"The Miltz case is yet another example of why Workers Compensation sells workers short," said Manhattan attorney Elizabeth Mason, who represented the woman in the Saks case.

Mason, the National Organization for Women and other groups have been pushing for a change in State Law, allowing lawsuits by victims like these. Legislation has been proposed by Assemb. Catherine Abate of Manhattan.

"I never thought I would become a crusader for something like this,"said Miltz, who lives with her family in Long Beach. "I have a daughter who's retarded. So I'm not the lock-em-all-up type."

The Queens district attorney considered criminal charges against Jeffrey, but decided not to proceed. Jeffrey has since been moved, prosecutors said, to a more secure institution. (Miltz reports she was horrified to see him one day at the camp her daughter attends.)

For her part, Miltz said she's eager to help get changes in the Workers Comp law. "I'll speak," she said. "They can use my name. I'll do whatever I can.

"If they want me to," she added, "I'll even bring the bra."

Tuesday, February 11, 1997

Controversy of the making of the movie "Lolita" - Fox News Chicago

Controversy of the making of the movie "Lolita"
Fox News - February 11, 1997

Vicki Polin, MA, LCPC, NCC ---- who was the director of The Awareness Center (which at the time was a holistic counseling center in Chicago), was on Fox News back on February 11, 1997 speaking about the dangers of promoting child sexual abuse as a black comedy.  The topic was the releasing of the remake of the movie "Lolita".  
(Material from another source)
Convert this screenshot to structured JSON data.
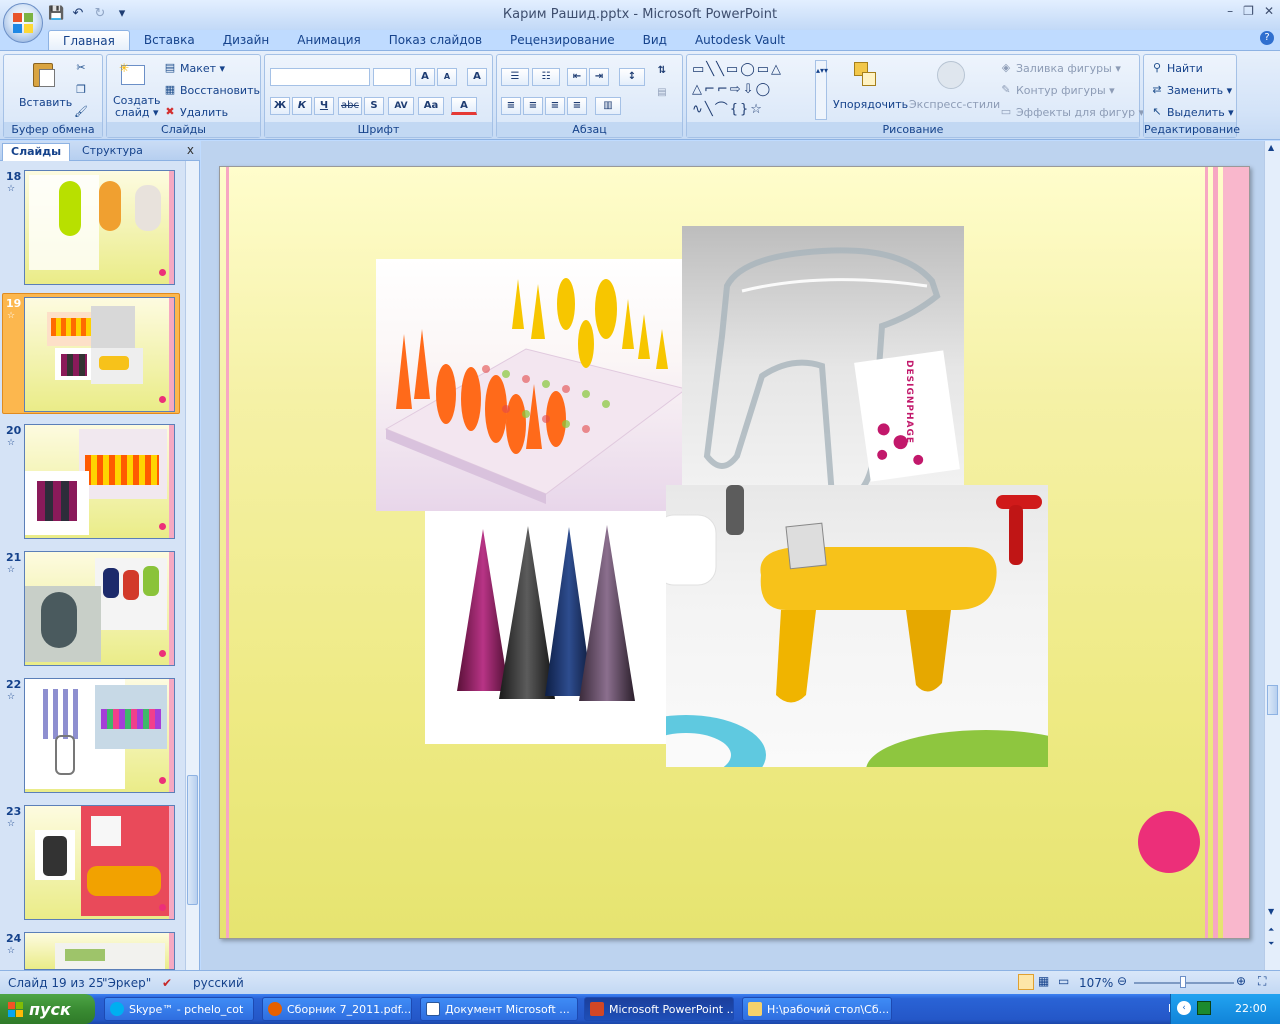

NOTE: Fox News made an error when producing this news clip.  Vicki Polin is a licensed counselor and not a psychologist.